> [Records for this task]
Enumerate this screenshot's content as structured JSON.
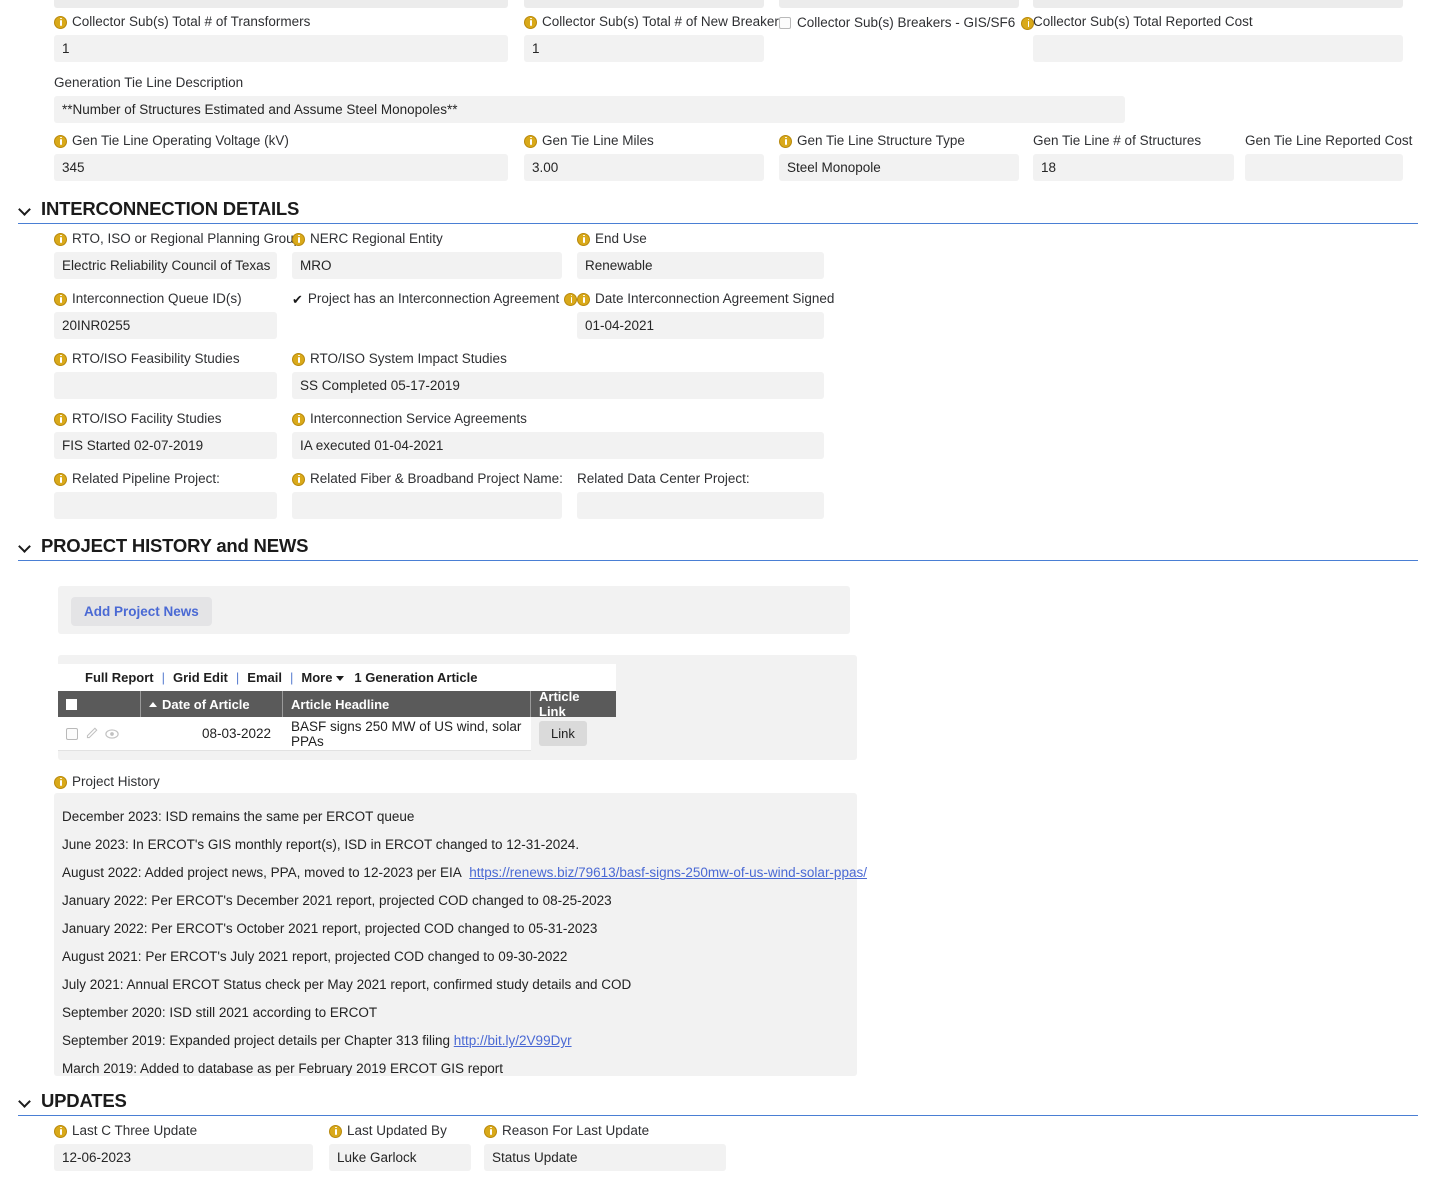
{
  "colors": {
    "accent_blue": "#4a7fd4",
    "link_blue": "#4a69d4",
    "info_icon_gold": "#d9a91a",
    "field_bg": "#f2f2f2",
    "table_header_bg": "#5a5a5a"
  },
  "collector_section": {
    "fields": [
      {
        "label": "Collector Sub(s) Total # of Transformers",
        "value": "1",
        "has_info": true
      },
      {
        "label": "Collector Sub(s) Total # of New Breakers",
        "value": "1",
        "has_info": true
      },
      {
        "label": "Collector Sub(s) Total Reported Cost",
        "value": "",
        "has_info": false
      }
    ],
    "checkbox": {
      "label": "Collector Sub(s) Breakers - GIS/SF6",
      "checked": false,
      "has_info": true
    },
    "gen_tie_description": {
      "label": "Generation Tie Line Description",
      "value": "**Number of Structures Estimated and Assume Steel Monopoles**",
      "has_info": false
    },
    "gen_tie_fields": [
      {
        "label": "Gen Tie Line Operating Voltage (kV)",
        "value": "345",
        "has_info": true
      },
      {
        "label": "Gen Tie Line Miles",
        "value": "3.00",
        "has_info": true
      },
      {
        "label": "Gen Tie Line Structure Type",
        "value": "Steel Monopole",
        "has_info": true
      },
      {
        "label": "Gen Tie Line # of Structures",
        "value": "18",
        "has_info": false
      },
      {
        "label": "Gen Tie Line Reported Cost",
        "value": "",
        "has_info": false
      }
    ]
  },
  "interconnection": {
    "title": "INTERCONNECTION DETAILS",
    "row1": [
      {
        "label": "RTO, ISO or Regional Planning Group",
        "value": "Electric Reliability Council of Texas",
        "has_info": true
      },
      {
        "label": "NERC Regional Entity",
        "value": "MRO",
        "has_info": true
      },
      {
        "label": "End Use",
        "value": "Renewable",
        "has_info": true
      }
    ],
    "row2": {
      "queue": {
        "label": "Interconnection Queue ID(s)",
        "value": "20INR0255",
        "has_info": true
      },
      "agreement_checkbox": {
        "label": "Project has an Interconnection Agreement",
        "checked": true,
        "has_info": true
      },
      "date_signed": {
        "label": "Date Interconnection Agreement Signed",
        "value": "01-04-2021",
        "has_info": true
      }
    },
    "row3": [
      {
        "label": "RTO/ISO Feasibility Studies",
        "value": "",
        "has_info": true
      },
      {
        "label": "RTO/ISO System Impact Studies",
        "value": "SS Completed 05-17-2019",
        "has_info": true
      }
    ],
    "row4": [
      {
        "label": "RTO/ISO Facility Studies",
        "value": "FIS Started 02-07-2019",
        "has_info": true
      },
      {
        "label": "Interconnection Service Agreements",
        "value": "IA executed 01-04-2021",
        "has_info": true
      }
    ],
    "row5": [
      {
        "label": "Related Pipeline Project:",
        "value": "",
        "has_info": true
      },
      {
        "label": "Related Fiber & Broadband Project Name:",
        "value": "",
        "has_info": true
      },
      {
        "label": "Related Data Center Project:",
        "value": "",
        "has_info": false
      }
    ]
  },
  "project_history_news": {
    "title": "PROJECT HISTORY and NEWS",
    "add_button_label": "Add Project News",
    "table": {
      "toolbar": {
        "full_report": "Full Report",
        "grid_edit": "Grid Edit",
        "email": "Email",
        "more": "More",
        "count_label": "1 Generation Article"
      },
      "columns": [
        "",
        "Date of Article",
        "Article Headline",
        "Article Link"
      ],
      "sort_column": "Date of Article",
      "sort_direction": "asc",
      "rows": [
        {
          "date": "08-03-2022",
          "headline": "BASF signs 250 MW of US wind, solar PPAs",
          "link_label": "Link",
          "selected": false
        }
      ]
    },
    "history_label": "Project History",
    "history_lines": [
      {
        "text": "December 2023: ISD remains the same per ERCOT queue",
        "link_text": "",
        "link_href": ""
      },
      {
        "text": "June 2023: In ERCOT's GIS monthly report(s), ISD in ERCOT changed to 12-31-2024.",
        "link_text": "",
        "link_href": ""
      },
      {
        "text": "August 2022: Added project news, PPA, moved to 12-2023 per EIA",
        "link_text": "https://renews.biz/79613/basf-signs-250mw-of-us-wind-solar-ppas/",
        "link_href": "https://renews.biz/79613/basf-signs-250mw-of-us-wind-solar-ppas/"
      },
      {
        "text": "January 2022: Per ERCOT's December 2021 report,  projected COD changed to 08-25-2023",
        "link_text": "",
        "link_href": ""
      },
      {
        "text": "January 2022: Per ERCOT's October 2021 report,  projected COD changed to 05-31-2023",
        "link_text": "",
        "link_href": ""
      },
      {
        "text": "August 2021: Per ERCOT's July 2021 report,  projected COD changed to 09-30-2022",
        "link_text": "",
        "link_href": ""
      },
      {
        "text": "July 2021: Annual ERCOT Status check per May 2021 report, confirmed study details and COD",
        "link_text": "",
        "link_href": ""
      },
      {
        "text": "September 2020: ISD still 2021 according to ERCOT",
        "link_text": "",
        "link_href": ""
      },
      {
        "text": "September 2019: Expanded project details per Chapter 313 filing",
        "link_text": "http://bit.ly/2V99Dyr",
        "link_href": "http://bit.ly/2V99Dyr"
      },
      {
        "text": "March 2019: Added to database as per February 2019 ERCOT GIS report",
        "link_text": "",
        "link_href": ""
      }
    ]
  },
  "updates": {
    "title": "UPDATES",
    "fields": [
      {
        "label": "Last C Three Update",
        "value": "12-06-2023",
        "has_info": true
      },
      {
        "label": "Last Updated By",
        "value": "Luke Garlock",
        "has_info": true
      },
      {
        "label": "Reason For Last Update",
        "value": "Status Update",
        "has_info": true
      }
    ]
  }
}
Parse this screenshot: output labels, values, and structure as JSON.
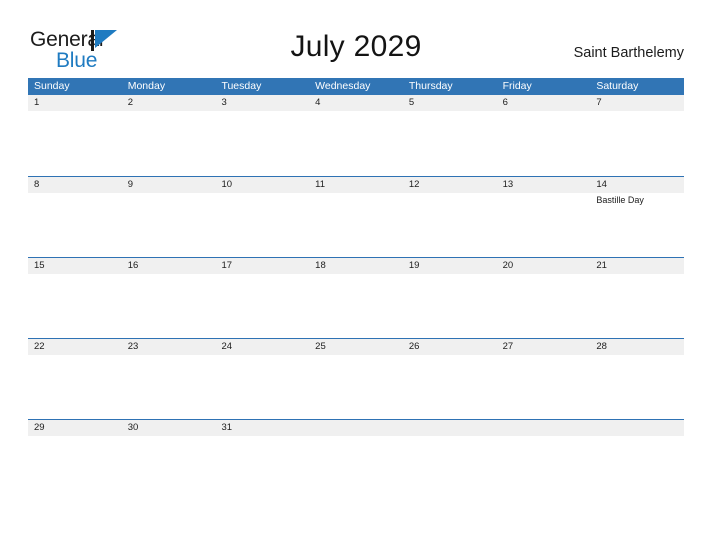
{
  "brand": {
    "word_one": "General",
    "word_two": "Blue",
    "flag_color": "#1f7bc1"
  },
  "header": {
    "title": "July 2029",
    "location": "Saint Barthelemy"
  },
  "theme": {
    "header_blue": "#3175b5",
    "row_divider_blue": "#2e72b4",
    "date_band_gray": "#f0f0f0",
    "text_dark": "#202020",
    "background": "#ffffff"
  },
  "calendar": {
    "day_headers": [
      "Sunday",
      "Monday",
      "Tuesday",
      "Wednesday",
      "Thursday",
      "Friday",
      "Saturday"
    ],
    "weeks": [
      [
        {
          "date": "1",
          "events": []
        },
        {
          "date": "2",
          "events": []
        },
        {
          "date": "3",
          "events": []
        },
        {
          "date": "4",
          "events": []
        },
        {
          "date": "5",
          "events": []
        },
        {
          "date": "6",
          "events": []
        },
        {
          "date": "7",
          "events": []
        }
      ],
      [
        {
          "date": "8",
          "events": []
        },
        {
          "date": "9",
          "events": []
        },
        {
          "date": "10",
          "events": []
        },
        {
          "date": "11",
          "events": []
        },
        {
          "date": "12",
          "events": []
        },
        {
          "date": "13",
          "events": []
        },
        {
          "date": "14",
          "events": [
            "Bastille Day"
          ]
        }
      ],
      [
        {
          "date": "15",
          "events": []
        },
        {
          "date": "16",
          "events": []
        },
        {
          "date": "17",
          "events": []
        },
        {
          "date": "18",
          "events": []
        },
        {
          "date": "19",
          "events": []
        },
        {
          "date": "20",
          "events": []
        },
        {
          "date": "21",
          "events": []
        }
      ],
      [
        {
          "date": "22",
          "events": []
        },
        {
          "date": "23",
          "events": []
        },
        {
          "date": "24",
          "events": []
        },
        {
          "date": "25",
          "events": []
        },
        {
          "date": "26",
          "events": []
        },
        {
          "date": "27",
          "events": []
        },
        {
          "date": "28",
          "events": []
        }
      ],
      [
        {
          "date": "29",
          "events": []
        },
        {
          "date": "30",
          "events": []
        },
        {
          "date": "31",
          "events": []
        },
        {
          "date": "",
          "events": []
        },
        {
          "date": "",
          "events": []
        },
        {
          "date": "",
          "events": []
        },
        {
          "date": "",
          "events": []
        }
      ]
    ]
  }
}
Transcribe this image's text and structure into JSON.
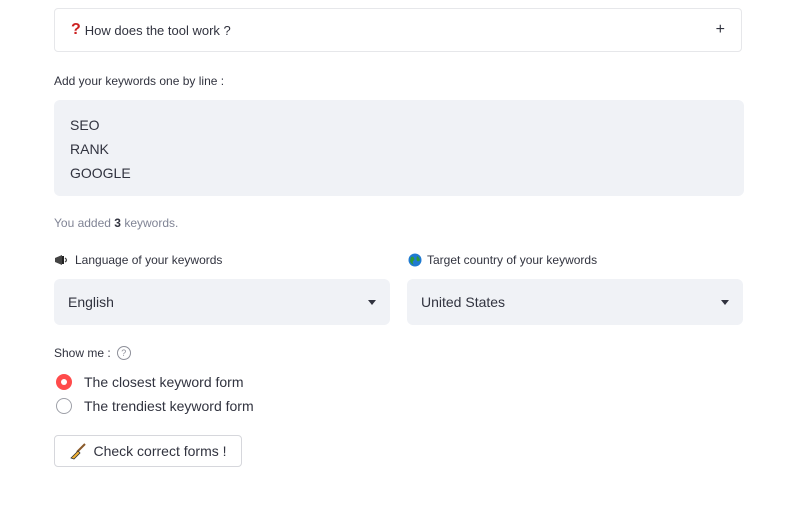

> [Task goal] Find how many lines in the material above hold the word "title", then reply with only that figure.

> [Output for this task] 4